ACTIVITY: Every line of the material must appear in the answer exactly as it does here.

RECORDS FOR THE TASK:
##############################

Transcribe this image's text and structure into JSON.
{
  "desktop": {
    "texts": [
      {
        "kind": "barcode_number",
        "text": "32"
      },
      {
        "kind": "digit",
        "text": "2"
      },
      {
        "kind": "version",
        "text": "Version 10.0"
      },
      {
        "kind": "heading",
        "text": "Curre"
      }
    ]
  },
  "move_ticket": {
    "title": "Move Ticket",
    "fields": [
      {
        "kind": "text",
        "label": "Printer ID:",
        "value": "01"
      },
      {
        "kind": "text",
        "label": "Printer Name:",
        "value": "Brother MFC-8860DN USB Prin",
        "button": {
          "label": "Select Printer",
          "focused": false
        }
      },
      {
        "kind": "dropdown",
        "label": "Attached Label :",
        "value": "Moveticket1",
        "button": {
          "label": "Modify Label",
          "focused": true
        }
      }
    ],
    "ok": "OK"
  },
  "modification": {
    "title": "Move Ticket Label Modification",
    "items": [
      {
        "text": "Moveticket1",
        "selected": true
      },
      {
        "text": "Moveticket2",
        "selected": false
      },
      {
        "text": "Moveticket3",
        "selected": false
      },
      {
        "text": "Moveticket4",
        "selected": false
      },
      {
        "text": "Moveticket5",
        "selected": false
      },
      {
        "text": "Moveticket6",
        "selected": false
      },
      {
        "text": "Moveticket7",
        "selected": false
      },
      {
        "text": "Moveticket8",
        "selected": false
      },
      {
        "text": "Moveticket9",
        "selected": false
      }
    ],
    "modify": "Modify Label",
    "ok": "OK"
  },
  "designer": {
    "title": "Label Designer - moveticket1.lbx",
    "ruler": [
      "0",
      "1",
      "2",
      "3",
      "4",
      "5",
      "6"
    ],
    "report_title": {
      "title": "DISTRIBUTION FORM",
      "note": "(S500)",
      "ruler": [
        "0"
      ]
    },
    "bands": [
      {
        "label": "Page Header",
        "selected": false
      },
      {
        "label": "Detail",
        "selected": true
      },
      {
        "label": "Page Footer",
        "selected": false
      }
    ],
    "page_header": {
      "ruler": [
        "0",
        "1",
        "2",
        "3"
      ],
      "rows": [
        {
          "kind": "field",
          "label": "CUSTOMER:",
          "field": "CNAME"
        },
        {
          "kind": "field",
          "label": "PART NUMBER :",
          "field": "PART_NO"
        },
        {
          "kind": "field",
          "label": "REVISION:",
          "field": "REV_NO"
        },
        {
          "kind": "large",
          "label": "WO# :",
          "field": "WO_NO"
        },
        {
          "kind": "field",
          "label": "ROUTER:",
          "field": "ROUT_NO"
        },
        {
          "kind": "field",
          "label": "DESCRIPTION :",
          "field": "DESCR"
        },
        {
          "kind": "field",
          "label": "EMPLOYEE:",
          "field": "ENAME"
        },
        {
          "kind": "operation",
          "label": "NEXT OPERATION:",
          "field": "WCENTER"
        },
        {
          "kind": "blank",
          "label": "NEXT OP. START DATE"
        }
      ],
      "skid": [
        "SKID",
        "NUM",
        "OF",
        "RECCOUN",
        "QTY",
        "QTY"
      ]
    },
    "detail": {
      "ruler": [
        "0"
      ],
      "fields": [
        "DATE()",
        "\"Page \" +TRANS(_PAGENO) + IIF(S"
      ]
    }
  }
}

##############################

ANSWER TO THIS TASK:
Transcribe this image's text and structure into JSON.
{
  "desktop": {
    "texts": [
      {
        "kind": "barcode_number",
        "text": "32"
      },
      {
        "kind": "digit",
        "text": "2"
      },
      {
        "kind": "version",
        "text": "Version 10.0"
      },
      {
        "kind": "heading",
        "text": "Curre"
      }
    ]
  },
  "move_ticket": {
    "title": "Move Ticket",
    "fields": [
      {
        "kind": "text",
        "label": "Printer ID:",
        "value": "01"
      },
      {
        "kind": "text",
        "label": "Printer Name:",
        "value": "Brother MFC-8860DN USB Prin",
        "button": {
          "label": "Select Printer",
          "focused": false
        }
      },
      {
        "kind": "dropdown",
        "label": "Attached Label :",
        "value": "Moveticket1",
        "button": {
          "label": "Modify Label",
          "focused": true
        }
      }
    ],
    "ok": "OK"
  },
  "modification": {
    "title": "Move Ticket Label Modification",
    "items": [
      {
        "text": "Moveticket1",
        "selected": true
      },
      {
        "text": "Moveticket2",
        "selected": false
      },
      {
        "text": "Moveticket3",
        "selected": false
      },
      {
        "text": "Moveticket4",
        "selected": false
      },
      {
        "text": "Moveticket5",
        "selected": false
      },
      {
        "text": "Moveticket6",
        "selected": false
      },
      {
        "text": "Moveticket7",
        "selected": false
      },
      {
        "text": "Moveticket8",
        "selected": false
      },
      {
        "text": "Moveticket9",
        "selected": false
      }
    ],
    "modify": "Modify Label",
    "ok": "OK"
  },
  "designer": {
    "title": "Label Designer - moveticket1.lbx",
    "ruler": [
      "0",
      "1",
      "2",
      "3",
      "4",
      "5",
      "6"
    ],
    "report_title": {
      "title": "DISTRIBUTION FORM",
      "note": "(S500)",
      "ruler": [
        "0"
      ]
    },
    "bands": [
      {
        "label": "Page Header",
        "selected": false
      },
      {
        "label": "Detail",
        "selected": true
      },
      {
        "label": "Page Footer",
        "selected": false
      }
    ],
    "page_header": {
      "ruler": [
        "0",
        "1",
        "2",
        "3"
      ],
      "rows": [
        {
          "kind": "field",
          "label": "CUSTOMER:",
          "field": "CNAME"
        },
        {
          "kind": "field",
          "label": "PART NUMBER :",
          "field": "PART_NO"
        },
        {
          "kind": "field",
          "label": "REVISION:",
          "field": "REV_NO"
        },
        {
          "kind": "large",
          "label": "WO# :",
          "field": "WO_NO"
        },
        {
          "kind": "field",
          "label": "ROUTER:",
          "field": "ROUT_NO"
        },
        {
          "kind": "field",
          "label": "DESCRIPTION :",
          "field": "DESCR"
        },
        {
          "kind": "field",
          "label": "EMPLOYEE:",
          "field": "ENAME"
        },
        {
          "kind": "operation",
          "label": "NEXT OPERATION:",
          "field": "WCENTER"
        },
        {
          "kind": "blank",
          "label": "NEXT OP. START DATE"
        }
      ],
      "skid": [
        "SKID",
        "NUM",
        "OF",
        "RECCOUN",
        "QTY",
        "QTY"
      ]
    },
    "detail": {
      "ruler": [
        "0"
      ],
      "fields": [
        "DATE()",
        "\"Page \" +TRANS(_PAGENO) + IIF(S"
      ]
    }
  }
}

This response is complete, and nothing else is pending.